"Watch: NenJah Nycist’s “Zordon”"

NenJah Nycist delivers bars from the underground — complete with an infectious hook promoting higher thinking, “I’d rather be a moor than a muthafuckin moron!”. His flow and tone are reminiscent of DMX circa the 90’s. Great visuals that fully develop the emotion behind the song. “Zordon” is a lyrically graphic song with some raw and gritty visuals to match, from the wisdom-dropping New York emcee. Returning to the essence, NenJah Nycist takes his genre back to the underground in the most literal meaning. Nostalgia ensues all around from the title of the track (see Power Rangers circa 1992) to the Kill Bill sample and grimy cinematography created by Ahmi.

“Zordon” is the second part of N3NJVH SEASON; a string of singles with accompanying visuals created by he and his team. Check the first video of the series, “Can’t I Shine” too. - GrungeCake; Written by Suzanne Biello


"WATCH NENJAH NYCIST CHANNEL THE WISDOM OF ZORDON ON HIS NEW CUT"

NY emcee Nenjah Nycist delivers nothing short of a lyrical power bomb on his latest visuals to his song Zordon. Form the title you should expect nothing but dopeness anyways and Nenjah Nycist doesn’t disappoint as he kicks off immediately by “…Cutting the tension with a plastic knife…” and warns his peeps “…If I get barred ‘cos of my bars, you ninjas better write me…”

Zordon works with Nenjah Nycist’s aggressive flow and graphic lyrics which are accentuated by the Lady Snwoblood (yeah I’m that nerdy) sample used in the song.
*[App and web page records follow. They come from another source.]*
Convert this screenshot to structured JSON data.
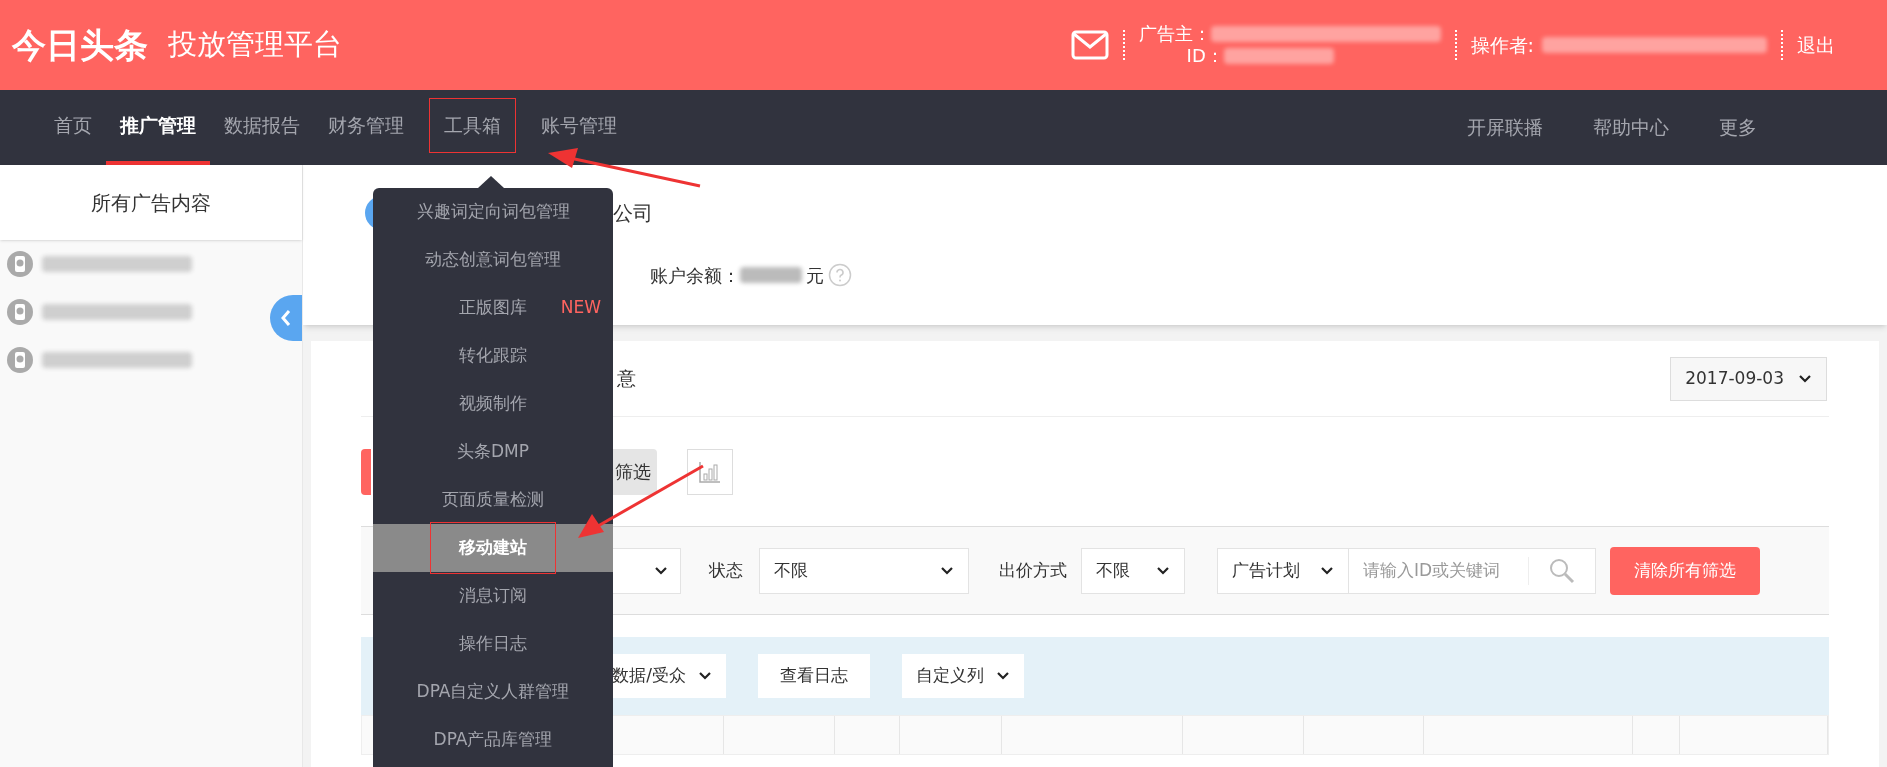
{
  "header": {
    "logo": "今日头条",
    "platform": "投放管理平台",
    "advertiser_label": "广告主：",
    "id_label": "ID：",
    "operator_label": "操作者:",
    "logout": "退出"
  },
  "nav": {
    "items": [
      {
        "label": "首页",
        "selected": false,
        "annotated": false
      },
      {
        "label": "推广管理",
        "selected": true,
        "annotated": false
      },
      {
        "label": "数据报告",
        "selected": false,
        "annotated": false
      },
      {
        "label": "财务管理",
        "selected": false,
        "annotated": false
      },
      {
        "label": "工具箱",
        "selected": false,
        "annotated": true
      },
      {
        "label": "账号管理",
        "selected": false,
        "annotated": false
      }
    ],
    "right_items": [
      "开屏联播",
      "帮助中心",
      "更多"
    ]
  },
  "sidebar": {
    "title": "所有广告内容",
    "items": [
      {
        "kind": "redacted"
      },
      {
        "kind": "redacted"
      },
      {
        "kind": "redacted"
      }
    ]
  },
  "tools_menu": {
    "items": [
      {
        "label": "兴趣词定向词包管理",
        "selected": false,
        "annotated": false
      },
      {
        "label": "动态创意词包管理",
        "selected": false,
        "annotated": false
      },
      {
        "label": "正版图库",
        "selected": false,
        "annotated": false,
        "badge": "NEW"
      },
      {
        "label": "转化跟踪",
        "selected": false,
        "annotated": false
      },
      {
        "label": "视频制作",
        "selected": false,
        "annotated": false
      },
      {
        "label": "头条DMP",
        "selected": false,
        "annotated": false
      },
      {
        "label": "页面质量检测",
        "selected": false,
        "annotated": false
      },
      {
        "label": "移动建站",
        "selected": true,
        "annotated": true
      },
      {
        "label": "消息订阅",
        "selected": false,
        "annotated": false
      },
      {
        "label": "操作日志",
        "selected": false,
        "annotated": false
      },
      {
        "label": "DPA自定义人群管理",
        "selected": false,
        "annotated": false
      },
      {
        "label": "DPA产品库管理",
        "selected": false,
        "annotated": false
      }
    ]
  },
  "account": {
    "company_suffix": "公司",
    "balance_label": "账户余额：",
    "balance_unit": "元"
  },
  "ads": {
    "title_suffix": "意",
    "date": "2017-09-03",
    "filter_button": "筛选",
    "filters": {
      "status_label": "状态",
      "status_value": "不限",
      "bid_label": "出价方式",
      "bid_value": "不限",
      "scope": "广告计划",
      "search_placeholder": "请输入ID或关键词",
      "clear_button": "清除所有筛选"
    },
    "toolbar": {
      "data_select": "数据/受众",
      "log_button": "查看日志",
      "columns_select": "自定义列"
    }
  }
}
I totally recommend this joint for y’all so hit the play button and get with the program. - Word Is Bond; Written by Teckzilla


Discography
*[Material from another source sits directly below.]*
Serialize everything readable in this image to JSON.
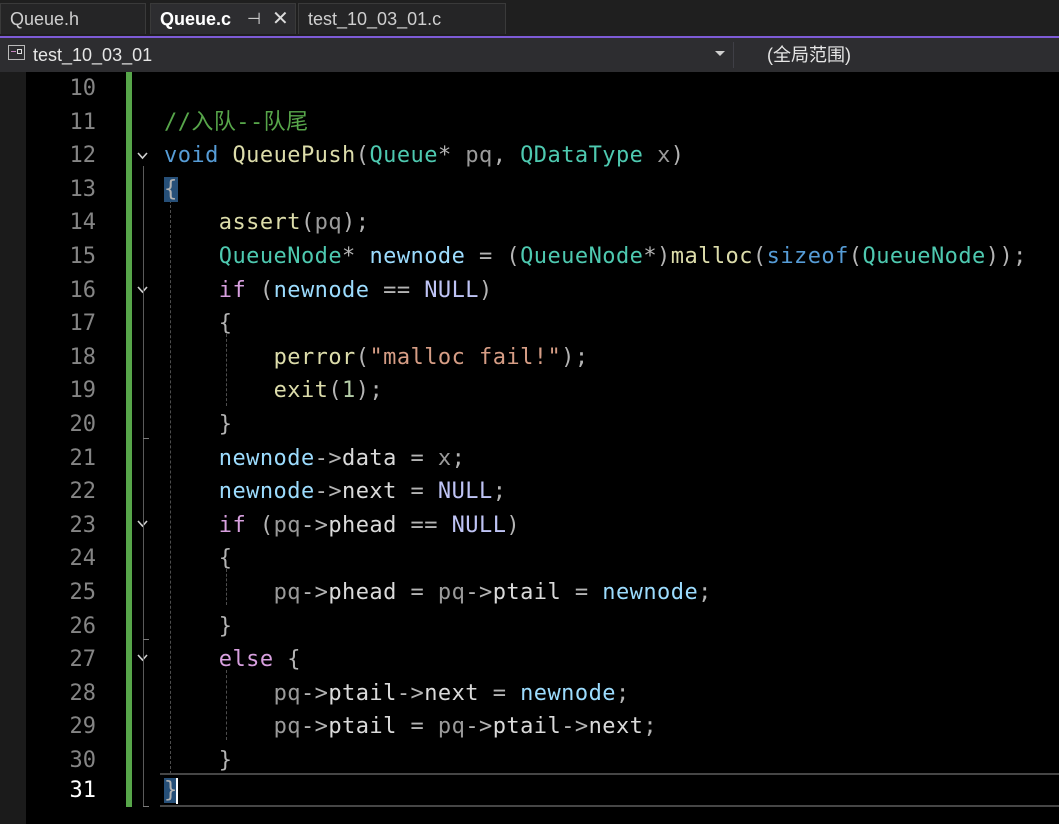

Official Releases
Rising Sun Gang - The Rising Sun All Stars
Revenge of the Nenjah - Nenjah Nycist
Ahmi, Me & Chopstix - Nenjah Nycist
N3NJVH - Nenjah Nycist (Latest Release)

Photos

Bio

  • Based out of Brooklyn, NY.
  • Began writing at the age 13.
  • Started career performing in Baltimore, MD.
  • Has shared stages/performed with Redman, Big Boi (Outkast), Rakim, Slick Rick, and more!
  • Performed at more than 100 shows 
  • Self-taught songwriter, producer, music engineer and video director (CONTENT CREATOR)
  • Has performed in premier music venues along the East Coast
  • Performs with his hip hop/soul band, The Rising Sun All Stars - an organic take to hip hop.
  • Thousands of followers on social media
  • Has released over 8 full length albums
  • Very live performances!

Band Members